Segment Open

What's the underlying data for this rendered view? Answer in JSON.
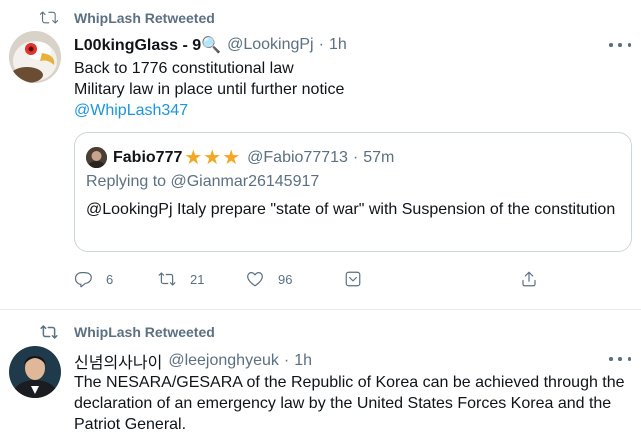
{
  "tweets": [
    {
      "retweeted_by": "WhipLash Retweeted",
      "display_name": "L00kingGlass - 9🔍",
      "handle": "@LookingPj",
      "time": "1h",
      "lines": [
        "Back to 1776 constitutional law",
        "Military law in place until further notice"
      ],
      "mention": "@WhipLash347",
      "quoted": {
        "display_name": "Fabio777",
        "badges": "★★★",
        "handle": "@Fabio77713",
        "time": "57m",
        "replying_to": "Replying to @Gianmar26145917",
        "text": "@LookingPj Italy prepare \"state of war\" with Suspension of the constitution"
      },
      "actions": {
        "replies": "6",
        "retweets": "21",
        "likes": "96"
      }
    },
    {
      "retweeted_by": "WhipLash Retweeted",
      "display_name": "신념의사나이",
      "handle": "@leejonghyeuk",
      "time": "1h",
      "text": "The NESARA/GESARA of the Republic of Korea can be achieved through the declaration of an emergency law by the United States Forces Korea and the Patriot General."
    }
  ],
  "icons": {
    "retweet": "retweet-icon",
    "reply": "reply-icon",
    "like": "heart-icon",
    "save": "save-icon",
    "share": "share-icon",
    "more": "more-icon"
  },
  "colors": {
    "muted": "#5b7083",
    "link": "#1b95e0",
    "star": "#f5a623",
    "border": "#ccd6dd"
  }
}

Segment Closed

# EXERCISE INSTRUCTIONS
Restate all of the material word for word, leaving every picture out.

# EXERCISE RESULT
What's the underlying data for this rendered view? Answer in JSON.
{
  "tweets": [
    {
      "retweeted_by": "WhipLash Retweeted",
      "display_name": "L00kingGlass - 9🔍",
      "handle": "@LookingPj",
      "time": "1h",
      "lines": [
        "Back to 1776 constitutional law",
        "Military law in place until further notice"
      ],
      "mention": "@WhipLash347",
      "quoted": {
        "display_name": "Fabio777",
        "badges": "★★★",
        "handle": "@Fabio77713",
        "time": "57m",
        "replying_to": "Replying to @Gianmar26145917",
        "text": "@LookingPj Italy prepare \"state of war\" with Suspension of the constitution"
      },
      "actions": {
        "replies": "6",
        "retweets": "21",
        "likes": "96"
      }
    },
    {
      "retweeted_by": "WhipLash Retweeted",
      "display_name": "신념의사나이",
      "handle": "@leejonghyeuk",
      "time": "1h",
      "text": "The NESARA/GESARA of the Republic of Korea can be achieved through the declaration of an emergency law by the United States Forces Korea and the Patriot General."
    }
  ],
  "icons": {
    "retweet": "retweet-icon",
    "reply": "reply-icon",
    "like": "heart-icon",
    "save": "save-icon",
    "share": "share-icon",
    "more": "more-icon"
  },
  "colors": {
    "muted": "#5b7083",
    "link": "#1b95e0",
    "star": "#f5a623",
    "border": "#ccd6dd"
  }
}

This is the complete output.